Saved entries:
-- Opening Marker --

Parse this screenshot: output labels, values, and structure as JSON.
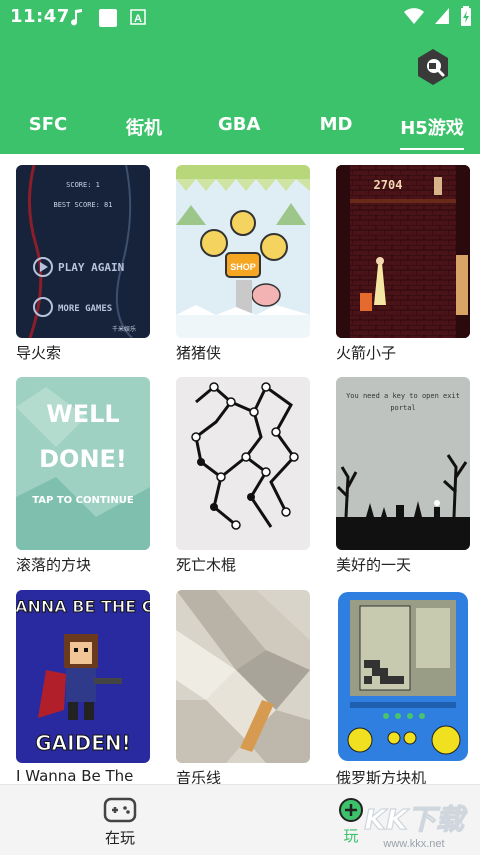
{
  "status_bar": {
    "time": "11:47",
    "icons": [
      "music-note-icon",
      "square-icon",
      "a-badge-icon",
      "wifi-icon",
      "signal-icon",
      "battery-icon"
    ]
  },
  "header": {
    "background": "#3cc26b",
    "action_icon": "hexagon-search-icon"
  },
  "tabs": [
    {
      "label": "SFC"
    },
    {
      "label": "街机"
    },
    {
      "label": "GBA"
    },
    {
      "label": "MD"
    },
    {
      "label": "H5游戏",
      "active": true
    }
  ],
  "games": [
    {
      "title": "导火索",
      "thumb_text": [
        "SCORE: 1",
        "BEST SCORE: 81",
        "PLAY AGAIN",
        "MORE GAMES",
        "千米娱乐"
      ]
    },
    {
      "title": "猪猪侠",
      "thumb_text": [
        "SHOP"
      ]
    },
    {
      "title": "火箭小子",
      "thumb_text": [
        "2704"
      ]
    },
    {
      "title": "滚落的方块",
      "thumb_text": [
        "WELL",
        "DONE!",
        "TAP TO CONTINUE"
      ]
    },
    {
      "title": "死亡木棍",
      "thumb_text": []
    },
    {
      "title": "美好的一天",
      "thumb_text": [
        "You need a key to open exit",
        "portal"
      ]
    },
    {
      "title": "I Wanna Be The",
      "thumb_text": [
        "WANNA BE THE GU",
        "GAIDEN!"
      ]
    },
    {
      "title": "音乐线",
      "thumb_text": []
    },
    {
      "title": "俄罗斯方块机",
      "thumb_text": []
    }
  ],
  "bottom_nav": [
    {
      "label": "在玩",
      "icon": "gamepad-icon"
    },
    {
      "label": "玩",
      "icon": "add-circle-icon"
    }
  ],
  "watermark": {
    "text": "KK下载",
    "url": "www.kkx.net"
  }
}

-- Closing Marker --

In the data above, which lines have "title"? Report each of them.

▶ [Task answer]:
      "title": "导火索",
      "title": "猪猪侠",
      "title": "火箭小子",
      "title": "滚落的方块",
      "title": "死亡木棍",
      "title": "美好的一天",
      "title": "I Wanna Be The",
      "title": "音乐线",
      "title": "俄罗斯方块机",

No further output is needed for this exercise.